Page and application data records:
++++++++++

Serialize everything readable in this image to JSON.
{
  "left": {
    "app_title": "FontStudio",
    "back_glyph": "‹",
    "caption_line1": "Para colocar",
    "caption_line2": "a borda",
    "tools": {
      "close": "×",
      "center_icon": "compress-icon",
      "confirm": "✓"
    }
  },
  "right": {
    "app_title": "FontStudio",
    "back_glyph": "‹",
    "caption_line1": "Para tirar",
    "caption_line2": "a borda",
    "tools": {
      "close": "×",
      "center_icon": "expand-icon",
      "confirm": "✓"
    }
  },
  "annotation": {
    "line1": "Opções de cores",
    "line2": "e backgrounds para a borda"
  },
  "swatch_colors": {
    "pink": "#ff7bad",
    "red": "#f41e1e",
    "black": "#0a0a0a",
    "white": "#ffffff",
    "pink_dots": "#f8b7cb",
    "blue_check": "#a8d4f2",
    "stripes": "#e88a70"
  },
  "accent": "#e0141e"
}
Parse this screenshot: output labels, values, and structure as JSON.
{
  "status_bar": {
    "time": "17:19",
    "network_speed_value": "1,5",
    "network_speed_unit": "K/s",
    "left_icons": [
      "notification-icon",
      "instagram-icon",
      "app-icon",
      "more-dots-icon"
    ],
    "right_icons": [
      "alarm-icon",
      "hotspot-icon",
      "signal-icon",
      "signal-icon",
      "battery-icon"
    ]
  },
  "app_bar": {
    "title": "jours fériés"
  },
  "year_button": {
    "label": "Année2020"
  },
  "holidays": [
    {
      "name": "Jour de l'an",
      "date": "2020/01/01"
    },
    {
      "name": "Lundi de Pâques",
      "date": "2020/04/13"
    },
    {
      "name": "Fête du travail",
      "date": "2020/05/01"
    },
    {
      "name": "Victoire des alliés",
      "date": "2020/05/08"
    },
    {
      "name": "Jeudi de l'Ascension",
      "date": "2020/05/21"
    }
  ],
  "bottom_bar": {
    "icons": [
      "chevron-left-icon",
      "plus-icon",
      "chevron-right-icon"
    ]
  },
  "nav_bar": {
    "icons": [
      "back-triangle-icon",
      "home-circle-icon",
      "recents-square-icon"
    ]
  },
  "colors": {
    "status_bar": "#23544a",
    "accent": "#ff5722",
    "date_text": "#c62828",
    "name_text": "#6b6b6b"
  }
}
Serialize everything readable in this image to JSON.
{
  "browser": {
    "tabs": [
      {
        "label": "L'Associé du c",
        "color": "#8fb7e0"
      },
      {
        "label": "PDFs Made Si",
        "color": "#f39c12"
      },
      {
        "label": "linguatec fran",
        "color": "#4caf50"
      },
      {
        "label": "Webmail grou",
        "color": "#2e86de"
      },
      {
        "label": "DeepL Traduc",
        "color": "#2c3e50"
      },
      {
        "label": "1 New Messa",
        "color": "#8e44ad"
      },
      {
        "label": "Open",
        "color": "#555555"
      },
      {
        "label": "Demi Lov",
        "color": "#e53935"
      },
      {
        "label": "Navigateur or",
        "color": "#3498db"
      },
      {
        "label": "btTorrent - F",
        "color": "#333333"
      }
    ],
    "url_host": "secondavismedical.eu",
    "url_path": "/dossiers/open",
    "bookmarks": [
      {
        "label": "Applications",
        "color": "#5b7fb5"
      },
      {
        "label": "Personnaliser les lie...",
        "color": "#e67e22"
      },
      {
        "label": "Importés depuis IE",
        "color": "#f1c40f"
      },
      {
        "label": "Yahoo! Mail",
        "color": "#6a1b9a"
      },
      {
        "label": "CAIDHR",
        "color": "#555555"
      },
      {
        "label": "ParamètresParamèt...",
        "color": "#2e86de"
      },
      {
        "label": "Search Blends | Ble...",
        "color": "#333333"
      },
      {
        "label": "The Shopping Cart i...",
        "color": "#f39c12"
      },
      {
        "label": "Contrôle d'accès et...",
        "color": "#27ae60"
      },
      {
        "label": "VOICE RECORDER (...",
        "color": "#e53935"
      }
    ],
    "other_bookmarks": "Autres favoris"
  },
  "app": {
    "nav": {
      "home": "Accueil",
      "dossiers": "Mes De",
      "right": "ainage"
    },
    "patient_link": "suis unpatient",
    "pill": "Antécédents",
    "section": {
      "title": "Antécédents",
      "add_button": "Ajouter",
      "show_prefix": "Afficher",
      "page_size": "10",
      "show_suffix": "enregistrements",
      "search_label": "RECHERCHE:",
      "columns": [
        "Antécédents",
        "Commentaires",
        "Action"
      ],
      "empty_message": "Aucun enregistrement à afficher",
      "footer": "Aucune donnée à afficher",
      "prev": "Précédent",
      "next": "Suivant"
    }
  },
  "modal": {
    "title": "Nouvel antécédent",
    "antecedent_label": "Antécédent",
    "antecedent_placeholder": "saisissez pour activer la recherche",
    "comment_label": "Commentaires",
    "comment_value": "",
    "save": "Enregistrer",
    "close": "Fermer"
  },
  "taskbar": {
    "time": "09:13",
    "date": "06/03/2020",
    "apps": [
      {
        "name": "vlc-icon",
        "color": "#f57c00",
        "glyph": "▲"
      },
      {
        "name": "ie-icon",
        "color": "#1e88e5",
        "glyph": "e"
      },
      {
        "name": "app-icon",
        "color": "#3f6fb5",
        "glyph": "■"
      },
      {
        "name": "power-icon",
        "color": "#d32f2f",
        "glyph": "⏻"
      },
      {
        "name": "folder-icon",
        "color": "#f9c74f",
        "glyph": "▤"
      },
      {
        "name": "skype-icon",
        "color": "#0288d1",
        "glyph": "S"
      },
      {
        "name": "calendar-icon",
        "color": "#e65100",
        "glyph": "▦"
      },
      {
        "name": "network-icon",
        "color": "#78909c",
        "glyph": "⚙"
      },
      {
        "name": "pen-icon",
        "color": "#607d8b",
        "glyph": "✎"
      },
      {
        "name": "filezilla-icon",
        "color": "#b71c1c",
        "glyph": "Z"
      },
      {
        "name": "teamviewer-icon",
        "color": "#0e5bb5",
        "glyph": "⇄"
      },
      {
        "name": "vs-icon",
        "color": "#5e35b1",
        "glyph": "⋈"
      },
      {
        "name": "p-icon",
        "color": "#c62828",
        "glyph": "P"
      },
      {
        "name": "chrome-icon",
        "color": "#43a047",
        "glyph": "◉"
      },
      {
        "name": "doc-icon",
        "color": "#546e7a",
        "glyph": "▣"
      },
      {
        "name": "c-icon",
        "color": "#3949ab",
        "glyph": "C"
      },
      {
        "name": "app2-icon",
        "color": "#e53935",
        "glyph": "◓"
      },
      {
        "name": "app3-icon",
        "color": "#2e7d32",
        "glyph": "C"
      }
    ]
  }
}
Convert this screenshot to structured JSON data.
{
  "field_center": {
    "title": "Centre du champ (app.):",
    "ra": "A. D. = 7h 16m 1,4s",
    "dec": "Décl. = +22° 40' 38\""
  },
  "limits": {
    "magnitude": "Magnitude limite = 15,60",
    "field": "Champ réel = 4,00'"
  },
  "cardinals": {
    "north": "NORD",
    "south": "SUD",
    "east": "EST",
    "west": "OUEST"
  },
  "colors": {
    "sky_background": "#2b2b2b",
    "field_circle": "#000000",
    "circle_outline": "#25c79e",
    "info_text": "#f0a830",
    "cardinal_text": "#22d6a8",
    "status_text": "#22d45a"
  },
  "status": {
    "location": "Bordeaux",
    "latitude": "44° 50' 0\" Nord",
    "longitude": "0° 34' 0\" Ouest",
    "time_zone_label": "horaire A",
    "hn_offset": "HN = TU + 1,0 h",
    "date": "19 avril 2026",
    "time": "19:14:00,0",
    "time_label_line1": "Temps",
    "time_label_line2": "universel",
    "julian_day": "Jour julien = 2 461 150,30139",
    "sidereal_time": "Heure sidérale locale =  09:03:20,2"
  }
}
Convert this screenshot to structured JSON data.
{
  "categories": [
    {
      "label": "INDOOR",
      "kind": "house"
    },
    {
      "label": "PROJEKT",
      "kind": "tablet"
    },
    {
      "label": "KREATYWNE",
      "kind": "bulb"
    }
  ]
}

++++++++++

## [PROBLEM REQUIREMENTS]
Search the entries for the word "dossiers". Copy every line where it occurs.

## [WRITTEN ANSWER]
    "url_path": "/dossiers/open",
      "dossiers": "Mes De",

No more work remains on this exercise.